Segment Open

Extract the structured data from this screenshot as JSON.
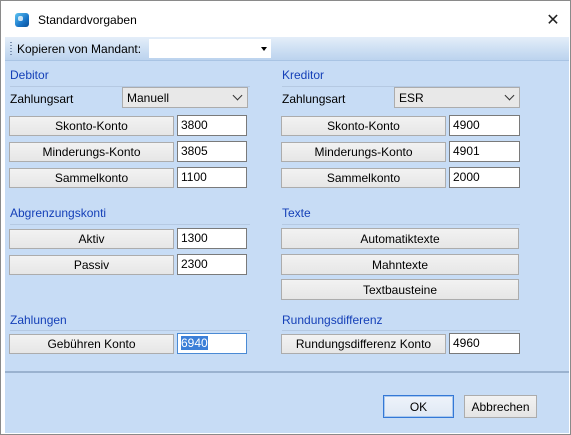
{
  "window": {
    "title": "Standardvorgaben",
    "app_icon": "app-icon",
    "close_icon": "close-icon"
  },
  "toolbar": {
    "label": "Kopieren von Mandant:",
    "combo_value": ""
  },
  "debitor": {
    "title": "Debitor",
    "zahlungsart_label": "Zahlungsart",
    "zahlungsart_value": "Manuell",
    "rows": [
      {
        "button": "Skonto-Konto",
        "value": "3800"
      },
      {
        "button": "Minderungs-Konto",
        "value": "3805"
      },
      {
        "button": "Sammelkonto",
        "value": "1100"
      }
    ]
  },
  "kreditor": {
    "title": "Kreditor",
    "zahlungsart_label": "Zahlungsart",
    "zahlungsart_value": "ESR",
    "rows": [
      {
        "button": "Skonto-Konto",
        "value": "4900"
      },
      {
        "button": "Minderungs-Konto",
        "value": "4901"
      },
      {
        "button": "Sammelkonto",
        "value": "2000"
      }
    ]
  },
  "abgrenzung": {
    "title": "Abgrenzungskonti",
    "rows": [
      {
        "button": "Aktiv",
        "value": "1300"
      },
      {
        "button": "Passiv",
        "value": "2300"
      }
    ]
  },
  "texte": {
    "title": "Texte",
    "buttons": [
      "Automatiktexte",
      "Mahntexte",
      "Textbausteine"
    ]
  },
  "zahlungen": {
    "title": "Zahlungen",
    "button": "Gebühren Konto",
    "value": "6940"
  },
  "rundung": {
    "title": "Rundungsdifferenz",
    "button": "Rundungsdifferenz Konto",
    "value": "4960"
  },
  "footer": {
    "ok": "OK",
    "cancel": "Abbrechen"
  },
  "colors": {
    "panel": "#c7dcf5",
    "group_title": "#1540b8",
    "ok_border": "#3478d6",
    "selection": "#3c7fd8"
  }
}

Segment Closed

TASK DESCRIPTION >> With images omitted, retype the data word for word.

OUTPUT FOR THIS EXERCISE >>
Extract the structured data from this screenshot as JSON.
{
  "window": {
    "title": "Standardvorgaben",
    "app_icon": "app-icon",
    "close_icon": "close-icon"
  },
  "toolbar": {
    "label": "Kopieren von Mandant:",
    "combo_value": ""
  },
  "debitor": {
    "title": "Debitor",
    "zahlungsart_label": "Zahlungsart",
    "zahlungsart_value": "Manuell",
    "rows": [
      {
        "button": "Skonto-Konto",
        "value": "3800"
      },
      {
        "button": "Minderungs-Konto",
        "value": "3805"
      },
      {
        "button": "Sammelkonto",
        "value": "1100"
      }
    ]
  },
  "kreditor": {
    "title": "Kreditor",
    "zahlungsart_label": "Zahlungsart",
    "zahlungsart_value": "ESR",
    "rows": [
      {
        "button": "Skonto-Konto",
        "value": "4900"
      },
      {
        "button": "Minderungs-Konto",
        "value": "4901"
      },
      {
        "button": "Sammelkonto",
        "value": "2000"
      }
    ]
  },
  "abgrenzung": {
    "title": "Abgrenzungskonti",
    "rows": [
      {
        "button": "Aktiv",
        "value": "1300"
      },
      {
        "button": "Passiv",
        "value": "2300"
      }
    ]
  },
  "texte": {
    "title": "Texte",
    "buttons": [
      "Automatiktexte",
      "Mahntexte",
      "Textbausteine"
    ]
  },
  "zahlungen": {
    "title": "Zahlungen",
    "button": "Gebühren Konto",
    "value": "6940"
  },
  "rundung": {
    "title": "Rundungsdifferenz",
    "button": "Rundungsdifferenz Konto",
    "value": "4960"
  },
  "footer": {
    "ok": "OK",
    "cancel": "Abbrechen"
  },
  "colors": {
    "panel": "#c7dcf5",
    "group_title": "#1540b8",
    "ok_border": "#3478d6",
    "selection": "#3c7fd8"
  }
}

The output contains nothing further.